TO DO —
Show me every line in the listing that has the word "shortcut".

PROVIDED RECORDS —
• • • • •

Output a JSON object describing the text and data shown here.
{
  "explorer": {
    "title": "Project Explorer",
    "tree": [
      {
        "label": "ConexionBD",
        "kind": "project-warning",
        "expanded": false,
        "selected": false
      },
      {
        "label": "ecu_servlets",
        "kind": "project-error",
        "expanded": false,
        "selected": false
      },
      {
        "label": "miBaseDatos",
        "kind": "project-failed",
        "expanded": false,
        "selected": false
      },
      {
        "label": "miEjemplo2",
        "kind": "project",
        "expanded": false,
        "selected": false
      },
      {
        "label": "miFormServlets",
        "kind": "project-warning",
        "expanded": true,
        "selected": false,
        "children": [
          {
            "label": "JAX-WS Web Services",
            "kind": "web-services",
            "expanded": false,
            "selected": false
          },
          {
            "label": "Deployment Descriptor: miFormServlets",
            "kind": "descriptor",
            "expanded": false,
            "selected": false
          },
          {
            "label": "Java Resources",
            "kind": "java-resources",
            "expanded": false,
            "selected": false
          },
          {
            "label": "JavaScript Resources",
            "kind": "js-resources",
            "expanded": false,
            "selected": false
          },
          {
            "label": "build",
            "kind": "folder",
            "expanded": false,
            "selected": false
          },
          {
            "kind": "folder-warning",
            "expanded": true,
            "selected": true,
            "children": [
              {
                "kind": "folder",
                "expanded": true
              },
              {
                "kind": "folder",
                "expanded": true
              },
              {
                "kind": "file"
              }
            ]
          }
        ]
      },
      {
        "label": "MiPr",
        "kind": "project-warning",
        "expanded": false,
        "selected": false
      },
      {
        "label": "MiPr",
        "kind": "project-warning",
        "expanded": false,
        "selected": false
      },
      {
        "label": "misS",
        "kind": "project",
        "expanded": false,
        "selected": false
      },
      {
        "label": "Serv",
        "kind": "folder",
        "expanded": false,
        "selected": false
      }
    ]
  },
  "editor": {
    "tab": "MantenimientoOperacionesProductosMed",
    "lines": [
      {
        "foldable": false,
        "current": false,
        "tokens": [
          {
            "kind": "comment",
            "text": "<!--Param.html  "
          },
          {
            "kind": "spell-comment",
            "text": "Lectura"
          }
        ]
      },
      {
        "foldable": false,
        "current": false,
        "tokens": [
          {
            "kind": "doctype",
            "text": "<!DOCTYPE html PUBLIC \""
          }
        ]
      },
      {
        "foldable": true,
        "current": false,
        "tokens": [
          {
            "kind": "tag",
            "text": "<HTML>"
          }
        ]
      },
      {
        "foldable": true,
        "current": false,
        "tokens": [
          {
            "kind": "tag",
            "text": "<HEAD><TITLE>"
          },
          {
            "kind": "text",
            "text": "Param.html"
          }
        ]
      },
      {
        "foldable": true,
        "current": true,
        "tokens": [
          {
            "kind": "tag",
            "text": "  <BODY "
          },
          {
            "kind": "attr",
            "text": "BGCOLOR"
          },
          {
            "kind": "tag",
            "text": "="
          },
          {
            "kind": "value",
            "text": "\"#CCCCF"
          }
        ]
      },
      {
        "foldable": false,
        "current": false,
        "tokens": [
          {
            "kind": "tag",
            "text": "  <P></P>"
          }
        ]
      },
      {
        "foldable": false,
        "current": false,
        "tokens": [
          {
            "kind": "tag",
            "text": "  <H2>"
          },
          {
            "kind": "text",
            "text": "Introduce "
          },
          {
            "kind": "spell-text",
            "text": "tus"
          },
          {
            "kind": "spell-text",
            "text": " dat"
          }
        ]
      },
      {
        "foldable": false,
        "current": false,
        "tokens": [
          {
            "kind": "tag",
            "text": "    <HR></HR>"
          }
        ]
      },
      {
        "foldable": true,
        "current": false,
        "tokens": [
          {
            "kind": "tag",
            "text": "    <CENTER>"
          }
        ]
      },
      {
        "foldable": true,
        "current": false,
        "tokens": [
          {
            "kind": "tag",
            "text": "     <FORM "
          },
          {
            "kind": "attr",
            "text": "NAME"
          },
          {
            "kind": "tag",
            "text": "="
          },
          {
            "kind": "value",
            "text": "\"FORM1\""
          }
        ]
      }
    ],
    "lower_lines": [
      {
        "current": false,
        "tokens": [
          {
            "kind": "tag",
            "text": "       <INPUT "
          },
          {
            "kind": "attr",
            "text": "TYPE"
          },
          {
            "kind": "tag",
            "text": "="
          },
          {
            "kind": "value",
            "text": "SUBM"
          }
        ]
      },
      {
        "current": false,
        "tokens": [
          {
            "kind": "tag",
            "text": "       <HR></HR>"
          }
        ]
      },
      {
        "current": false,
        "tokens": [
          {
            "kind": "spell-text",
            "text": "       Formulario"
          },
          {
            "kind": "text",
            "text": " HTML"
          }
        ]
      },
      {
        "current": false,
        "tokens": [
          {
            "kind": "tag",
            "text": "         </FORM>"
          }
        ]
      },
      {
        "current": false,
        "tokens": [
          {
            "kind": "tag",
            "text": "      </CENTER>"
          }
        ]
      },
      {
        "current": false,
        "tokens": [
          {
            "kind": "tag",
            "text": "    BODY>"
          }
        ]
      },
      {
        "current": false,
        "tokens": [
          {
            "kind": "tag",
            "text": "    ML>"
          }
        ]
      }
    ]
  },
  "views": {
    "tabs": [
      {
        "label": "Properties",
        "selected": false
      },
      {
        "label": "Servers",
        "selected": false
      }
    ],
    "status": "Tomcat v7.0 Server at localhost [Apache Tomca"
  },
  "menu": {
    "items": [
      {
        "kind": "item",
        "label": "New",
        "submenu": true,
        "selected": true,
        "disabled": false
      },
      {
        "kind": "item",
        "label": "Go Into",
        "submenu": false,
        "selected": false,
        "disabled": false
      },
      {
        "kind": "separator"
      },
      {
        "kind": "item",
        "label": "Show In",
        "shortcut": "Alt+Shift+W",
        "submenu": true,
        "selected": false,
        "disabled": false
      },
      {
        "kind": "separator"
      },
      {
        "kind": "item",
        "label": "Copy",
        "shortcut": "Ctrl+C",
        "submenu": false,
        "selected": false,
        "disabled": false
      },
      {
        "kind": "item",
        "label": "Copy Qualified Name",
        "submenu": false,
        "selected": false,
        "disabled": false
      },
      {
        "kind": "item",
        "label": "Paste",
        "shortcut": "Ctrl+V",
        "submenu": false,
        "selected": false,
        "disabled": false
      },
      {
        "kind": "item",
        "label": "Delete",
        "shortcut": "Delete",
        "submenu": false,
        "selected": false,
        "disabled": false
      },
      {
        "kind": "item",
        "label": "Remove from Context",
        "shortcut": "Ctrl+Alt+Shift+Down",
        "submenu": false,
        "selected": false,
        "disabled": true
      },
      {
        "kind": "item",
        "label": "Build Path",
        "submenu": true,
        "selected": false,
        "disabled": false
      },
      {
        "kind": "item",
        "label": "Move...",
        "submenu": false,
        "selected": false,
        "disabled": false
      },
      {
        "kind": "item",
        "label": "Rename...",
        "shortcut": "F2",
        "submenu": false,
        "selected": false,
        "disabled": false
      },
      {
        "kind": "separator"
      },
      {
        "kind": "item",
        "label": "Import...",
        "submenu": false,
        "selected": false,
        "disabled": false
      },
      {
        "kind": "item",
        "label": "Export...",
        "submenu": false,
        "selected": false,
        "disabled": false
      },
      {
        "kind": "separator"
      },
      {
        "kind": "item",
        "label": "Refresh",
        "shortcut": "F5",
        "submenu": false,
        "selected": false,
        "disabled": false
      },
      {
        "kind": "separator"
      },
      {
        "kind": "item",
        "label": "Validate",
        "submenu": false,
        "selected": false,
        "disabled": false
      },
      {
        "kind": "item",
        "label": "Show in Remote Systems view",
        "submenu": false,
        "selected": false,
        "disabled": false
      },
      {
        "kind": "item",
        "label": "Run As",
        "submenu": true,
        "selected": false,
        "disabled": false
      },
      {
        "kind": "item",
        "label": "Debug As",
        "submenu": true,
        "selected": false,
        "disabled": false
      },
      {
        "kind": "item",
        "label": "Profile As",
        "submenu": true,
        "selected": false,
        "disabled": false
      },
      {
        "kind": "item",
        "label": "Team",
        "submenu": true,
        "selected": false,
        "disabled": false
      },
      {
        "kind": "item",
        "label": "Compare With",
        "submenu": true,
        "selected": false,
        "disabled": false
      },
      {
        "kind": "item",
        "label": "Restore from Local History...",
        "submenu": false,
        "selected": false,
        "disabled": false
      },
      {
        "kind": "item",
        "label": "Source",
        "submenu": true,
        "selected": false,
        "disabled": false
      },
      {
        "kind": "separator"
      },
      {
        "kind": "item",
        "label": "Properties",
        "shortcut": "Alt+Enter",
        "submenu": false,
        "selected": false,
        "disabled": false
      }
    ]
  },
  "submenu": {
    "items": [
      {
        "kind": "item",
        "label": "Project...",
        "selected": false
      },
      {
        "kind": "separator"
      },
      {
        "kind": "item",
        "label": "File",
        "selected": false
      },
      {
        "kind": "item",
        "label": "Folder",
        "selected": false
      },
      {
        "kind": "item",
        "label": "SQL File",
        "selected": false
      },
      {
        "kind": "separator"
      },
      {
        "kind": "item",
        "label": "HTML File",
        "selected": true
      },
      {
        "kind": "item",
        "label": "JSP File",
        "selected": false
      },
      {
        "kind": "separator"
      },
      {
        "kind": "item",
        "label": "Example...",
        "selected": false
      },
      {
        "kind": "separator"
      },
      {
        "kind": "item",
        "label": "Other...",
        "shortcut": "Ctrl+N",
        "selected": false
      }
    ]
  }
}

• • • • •

WRITTEN SOLUTION —
        "shortcut": "Alt+Shift+W",
        "shortcut": "Ctrl+C",
        "shortcut": "Ctrl+V",
        "shortcut": "Delete",
        "shortcut": "Ctrl+Alt+Shift+Down",
        "shortcut": "F2",
        "shortcut": "F5",
        "shortcut": "Alt+Enter",
        "shortcut": "Ctrl+N",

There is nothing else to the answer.